When Ted Kennedy said the other day that Iraq is George Bush's Vietnam, it was kind of ironic since it was Kennedy's older brother who got us involved in that Asian disaster.
Granted that when the bullet tore through the president's head on the still frozen in our mind afternoon in Dallas, there had not been the number of deaths and casualties that Lyndon Johnson and Richard Nixon would bring about. But we were already ankle-deep in the quagmire.
The president who was ever present in my formative years in the '50s was President Eisenhower. I don't know how great a president he was, but he was one fine general and while I might not take his advice on picking a vice president I would listen intently if he gave military advice.
As the transition was under way, President Eisenhower told President Kennedy not to get involved in a land war in Asia. You cannot win, he said.
Kennedy did not listen and America paid the price.
If President Eisenhower were alive today I suspect he would give President Bush similar advice. Don't get involved in a land war in the Middle East. You can't win.
We don't understand the dynamics of this whole region. Presbyterian Americans who are visiting friends in another part of the country don't think anything about going to their Methodist or Baptist church for Sunday services. We in America just do not understand religious hatred and the whole dynamics of it. We didn't really understand why two red-headed, green eyed Irish guys would try to kill each other because one was Catholic and one was Protestant. But they were both Irish, we said. They both believed in the same God.

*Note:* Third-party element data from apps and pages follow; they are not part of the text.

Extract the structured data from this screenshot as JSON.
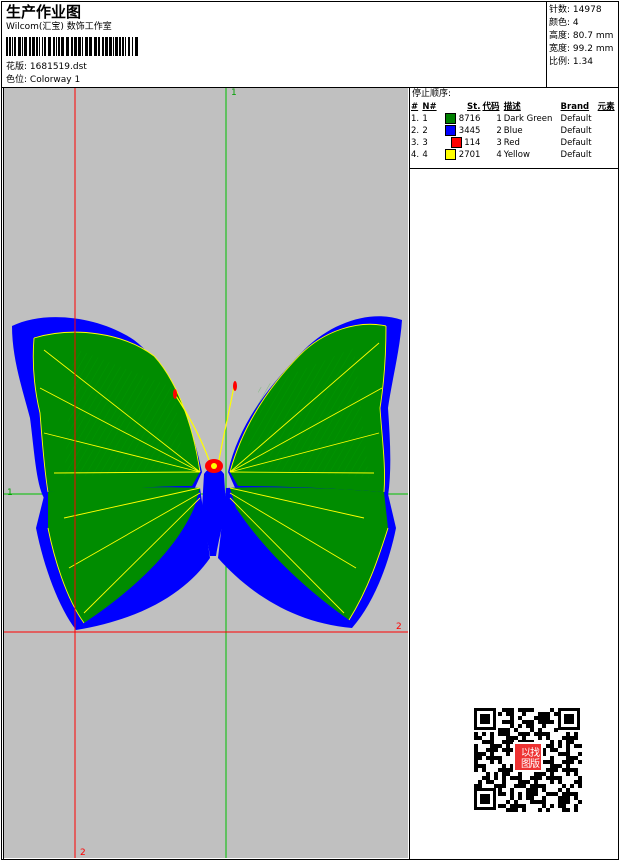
{
  "header": {
    "title": "生产作业图",
    "subtitle": "Wilcom(汇宝) 数饰工作室",
    "design_label": "花版:",
    "design_file": "1681519.dst",
    "color_label": "色位:",
    "colorway": "Colorway 1"
  },
  "stats": [
    {
      "label": "针数:",
      "value": "14978"
    },
    {
      "label": "颜色:",
      "value": "4"
    },
    {
      "label": "高度:",
      "value": "80.7 mm"
    },
    {
      "label": "宽度:",
      "value": "99.2 mm"
    },
    {
      "label": "比例:",
      "value": "1.34"
    }
  ],
  "stop_sequence": {
    "title": "停止顺序:",
    "headers": [
      "#",
      "N#",
      "St.",
      "代码",
      "描述",
      "Brand",
      "元素"
    ],
    "rows": [
      {
        "num": "1.",
        "n": "1",
        "color": "#008000",
        "stitches": "8716",
        "code": "1",
        "desc": "Dark Green",
        "brand": "Default"
      },
      {
        "num": "2.",
        "n": "2",
        "color": "#0000ff",
        "stitches": "3445",
        "code": "2",
        "desc": "Blue",
        "brand": "Default"
      },
      {
        "num": "3.",
        "n": "3",
        "color": "#ff0000",
        "stitches": "114",
        "code": "3",
        "desc": "Red",
        "brand": "Default"
      },
      {
        "num": "4.",
        "n": "4",
        "color": "#ffff00",
        "stitches": "2701",
        "code": "4",
        "desc": "Yellow",
        "brand": "Default"
      }
    ]
  },
  "guides": {
    "green_top": "1",
    "green_left": "1",
    "red_right": "2",
    "red_bottom": "2"
  },
  "qr_stamp": {
    "text": [
      "以",
      "图",
      "找",
      "版"
    ],
    "color": "#ff0000"
  },
  "colors": {
    "canvas_bg": "#c0c0c0",
    "guide_green": "#00c000",
    "guide_red": "#ff0000"
  }
}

We especially don't understand religious zealots, kids who should be playing sports or goofing around with friends strapping bombs to their bodies and blowing up people.
It is no secret that when strong dictators fall from some of these countries, the factions break apart and start killing each other. For all his many faults, Tito held Yugoslavia together.
It is getting so I don't even want to turn on the evening news or read the national papers for fear of hearing about a dozen more American Marines killed in Iraq. One of my jobs as a young reporter was to go by the houses of the families of soldiers killed in Vietnam and get mug shots of the dead soldier to run in the paper.
I think of all the promise, all the goodness and decency and optimism in these young soldiers. I think of all the lives affected by the loss.
I am the eternal pessimist when it comes to things like this. I believe there are thousands of Iraqis who are plotting how to kill more and more of our soldiers. The whole issue of sending even more soldiers over there sets off an echo of General Westmoreland saying, just give me a thousand more, just a thousand more and we will win the war. At some point, and I wish it was even sooner, we will have to get out of that land war in Iraq. I don't even want to think about what is going to happen after then. I suspect that the country will implode in racial, ethnic warfare. I can see the oil wells burning. I can see neighbors like Iran trying to figure out what they can get out of this chaos. The American exit from Vietnam was a nasty, ugly scene of truly fleeing, helicopters taking off with people trying to cling onto them. It was a dark day for America.
As nice and well meaning as Americans are, in fairness we went through and are working out our own problems without interference from other countries. We went from a country in which one human being owned another like chattel to a country in which we tried to make each citizen an equal partner. Now we are coping with being the land of plenty and enticing millions of Hispanics to our country and the assimilation that all brings about.
I guess what makes me mad is that we have a system in which soldiers go where they are told and do what they are told without any say in whether it is a good or bad decision. The part that makes me mad is we need to know more about these other countries, about all the ethnic, racial dynamics before we send our best and brightest young Americans over there to be mowed down. When men and women in suits with Ph.D. degrees think they know it all, it is up to the soldiers in the field to deal with it. We need to think about what happens when the Tito or other strong leader is gone and whether the country can be managed. We need a clear vision of what we are trying to accomplish, our chances of accomplishing those goals and how many of our best fighting men and women are going to be lost in this effort.
Bob Paslay is assistant managing editor of the News Daily and Daily Herald. He can be reached at (770) 478-5753 Ext. 257 or at firstname.lastname@example.org.